How to complete this task >>
Wherever a line of the data contains "units", copy that line.

◇ ◇ ◇ ◇ ◇ ◇ ◇

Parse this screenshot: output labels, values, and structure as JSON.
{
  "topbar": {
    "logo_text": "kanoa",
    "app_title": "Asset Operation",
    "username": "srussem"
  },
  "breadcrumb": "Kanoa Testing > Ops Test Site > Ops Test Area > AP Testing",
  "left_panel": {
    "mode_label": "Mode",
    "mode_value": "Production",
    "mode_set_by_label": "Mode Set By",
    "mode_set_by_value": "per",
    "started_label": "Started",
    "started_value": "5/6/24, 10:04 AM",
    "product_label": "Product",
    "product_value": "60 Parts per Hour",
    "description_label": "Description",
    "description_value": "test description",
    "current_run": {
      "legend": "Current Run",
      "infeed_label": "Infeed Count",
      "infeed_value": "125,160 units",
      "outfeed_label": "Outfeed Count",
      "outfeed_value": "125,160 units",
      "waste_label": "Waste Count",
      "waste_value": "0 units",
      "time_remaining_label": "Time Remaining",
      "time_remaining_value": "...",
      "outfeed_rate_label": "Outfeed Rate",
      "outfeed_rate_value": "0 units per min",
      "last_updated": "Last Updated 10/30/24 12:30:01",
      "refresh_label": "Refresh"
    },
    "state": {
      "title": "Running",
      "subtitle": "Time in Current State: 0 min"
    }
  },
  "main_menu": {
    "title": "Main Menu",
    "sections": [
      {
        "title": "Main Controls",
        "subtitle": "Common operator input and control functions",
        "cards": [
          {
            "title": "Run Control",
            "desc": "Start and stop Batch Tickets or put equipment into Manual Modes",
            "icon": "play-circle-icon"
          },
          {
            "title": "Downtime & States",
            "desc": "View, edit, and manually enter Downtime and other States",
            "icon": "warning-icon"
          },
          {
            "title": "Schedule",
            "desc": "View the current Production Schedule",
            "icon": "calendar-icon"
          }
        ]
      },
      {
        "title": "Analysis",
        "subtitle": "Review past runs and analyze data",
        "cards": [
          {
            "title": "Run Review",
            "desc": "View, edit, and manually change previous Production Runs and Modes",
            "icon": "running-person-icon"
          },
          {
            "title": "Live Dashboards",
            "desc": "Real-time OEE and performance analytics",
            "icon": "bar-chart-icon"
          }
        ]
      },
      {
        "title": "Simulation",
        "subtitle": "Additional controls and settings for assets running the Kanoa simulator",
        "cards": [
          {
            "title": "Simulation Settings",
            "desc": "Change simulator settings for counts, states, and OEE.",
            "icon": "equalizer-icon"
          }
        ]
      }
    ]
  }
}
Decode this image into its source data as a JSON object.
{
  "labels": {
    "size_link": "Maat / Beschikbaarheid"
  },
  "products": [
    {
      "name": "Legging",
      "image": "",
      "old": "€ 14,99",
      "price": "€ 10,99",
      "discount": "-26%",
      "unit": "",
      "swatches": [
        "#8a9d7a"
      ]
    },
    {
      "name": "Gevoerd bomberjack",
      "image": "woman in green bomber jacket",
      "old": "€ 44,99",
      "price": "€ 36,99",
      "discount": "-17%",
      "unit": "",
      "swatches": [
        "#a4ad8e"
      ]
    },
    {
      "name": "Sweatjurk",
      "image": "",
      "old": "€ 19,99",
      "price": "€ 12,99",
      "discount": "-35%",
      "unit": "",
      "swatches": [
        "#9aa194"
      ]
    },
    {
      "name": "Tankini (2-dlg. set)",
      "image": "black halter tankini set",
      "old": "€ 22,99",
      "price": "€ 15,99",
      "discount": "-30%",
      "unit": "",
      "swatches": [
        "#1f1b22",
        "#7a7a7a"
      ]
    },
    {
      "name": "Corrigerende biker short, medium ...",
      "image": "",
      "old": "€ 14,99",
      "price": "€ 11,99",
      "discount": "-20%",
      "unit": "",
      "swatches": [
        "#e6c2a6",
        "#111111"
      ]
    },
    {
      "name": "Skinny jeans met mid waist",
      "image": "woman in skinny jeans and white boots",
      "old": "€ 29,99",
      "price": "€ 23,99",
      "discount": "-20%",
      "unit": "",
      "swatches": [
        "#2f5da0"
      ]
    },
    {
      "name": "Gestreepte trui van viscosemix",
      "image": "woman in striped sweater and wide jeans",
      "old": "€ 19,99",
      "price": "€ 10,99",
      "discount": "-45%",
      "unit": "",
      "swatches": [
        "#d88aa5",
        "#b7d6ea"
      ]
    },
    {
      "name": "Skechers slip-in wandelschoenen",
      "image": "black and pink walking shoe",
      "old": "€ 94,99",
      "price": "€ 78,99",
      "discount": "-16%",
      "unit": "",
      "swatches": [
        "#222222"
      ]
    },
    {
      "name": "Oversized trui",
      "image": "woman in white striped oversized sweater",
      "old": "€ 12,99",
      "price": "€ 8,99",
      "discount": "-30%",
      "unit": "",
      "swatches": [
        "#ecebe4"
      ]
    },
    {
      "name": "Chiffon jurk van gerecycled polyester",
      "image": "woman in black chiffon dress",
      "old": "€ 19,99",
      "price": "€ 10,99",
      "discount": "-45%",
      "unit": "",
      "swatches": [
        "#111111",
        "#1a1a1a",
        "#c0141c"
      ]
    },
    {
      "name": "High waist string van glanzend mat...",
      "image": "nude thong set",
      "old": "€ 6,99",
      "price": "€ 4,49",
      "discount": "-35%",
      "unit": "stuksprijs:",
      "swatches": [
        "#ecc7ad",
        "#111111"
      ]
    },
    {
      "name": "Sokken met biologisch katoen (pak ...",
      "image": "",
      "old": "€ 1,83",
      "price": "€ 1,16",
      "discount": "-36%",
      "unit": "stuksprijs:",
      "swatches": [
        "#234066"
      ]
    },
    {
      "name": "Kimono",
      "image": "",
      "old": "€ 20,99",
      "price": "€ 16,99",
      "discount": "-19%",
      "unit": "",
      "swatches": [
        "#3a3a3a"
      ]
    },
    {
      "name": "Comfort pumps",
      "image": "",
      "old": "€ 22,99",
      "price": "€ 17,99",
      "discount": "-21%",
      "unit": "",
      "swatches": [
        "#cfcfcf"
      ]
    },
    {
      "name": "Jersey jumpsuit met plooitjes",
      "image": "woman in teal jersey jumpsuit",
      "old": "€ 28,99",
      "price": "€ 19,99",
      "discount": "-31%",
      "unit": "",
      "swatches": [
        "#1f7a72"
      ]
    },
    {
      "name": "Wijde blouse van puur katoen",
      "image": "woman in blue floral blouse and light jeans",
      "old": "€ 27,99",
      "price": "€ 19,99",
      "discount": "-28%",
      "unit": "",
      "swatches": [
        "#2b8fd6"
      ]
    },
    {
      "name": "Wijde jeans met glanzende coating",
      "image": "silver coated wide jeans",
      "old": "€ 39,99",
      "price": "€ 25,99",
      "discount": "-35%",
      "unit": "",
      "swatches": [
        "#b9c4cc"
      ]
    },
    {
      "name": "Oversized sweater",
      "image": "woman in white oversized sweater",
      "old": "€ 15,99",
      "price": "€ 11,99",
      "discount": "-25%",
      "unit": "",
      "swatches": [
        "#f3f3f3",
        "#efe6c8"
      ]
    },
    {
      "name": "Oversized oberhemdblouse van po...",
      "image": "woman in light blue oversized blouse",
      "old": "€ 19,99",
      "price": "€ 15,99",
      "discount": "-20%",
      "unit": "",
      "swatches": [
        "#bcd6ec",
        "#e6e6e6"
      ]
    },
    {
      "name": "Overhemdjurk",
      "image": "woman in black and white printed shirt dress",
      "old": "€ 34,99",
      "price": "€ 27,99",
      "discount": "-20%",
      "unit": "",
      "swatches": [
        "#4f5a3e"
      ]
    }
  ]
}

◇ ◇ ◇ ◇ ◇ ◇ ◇

Result for this exercise >>
      "infeed_value": "125,160 units",
      "outfeed_value": "125,160 units",
      "waste_value": "0 units",
      "outfeed_rate_value": "0 units per min",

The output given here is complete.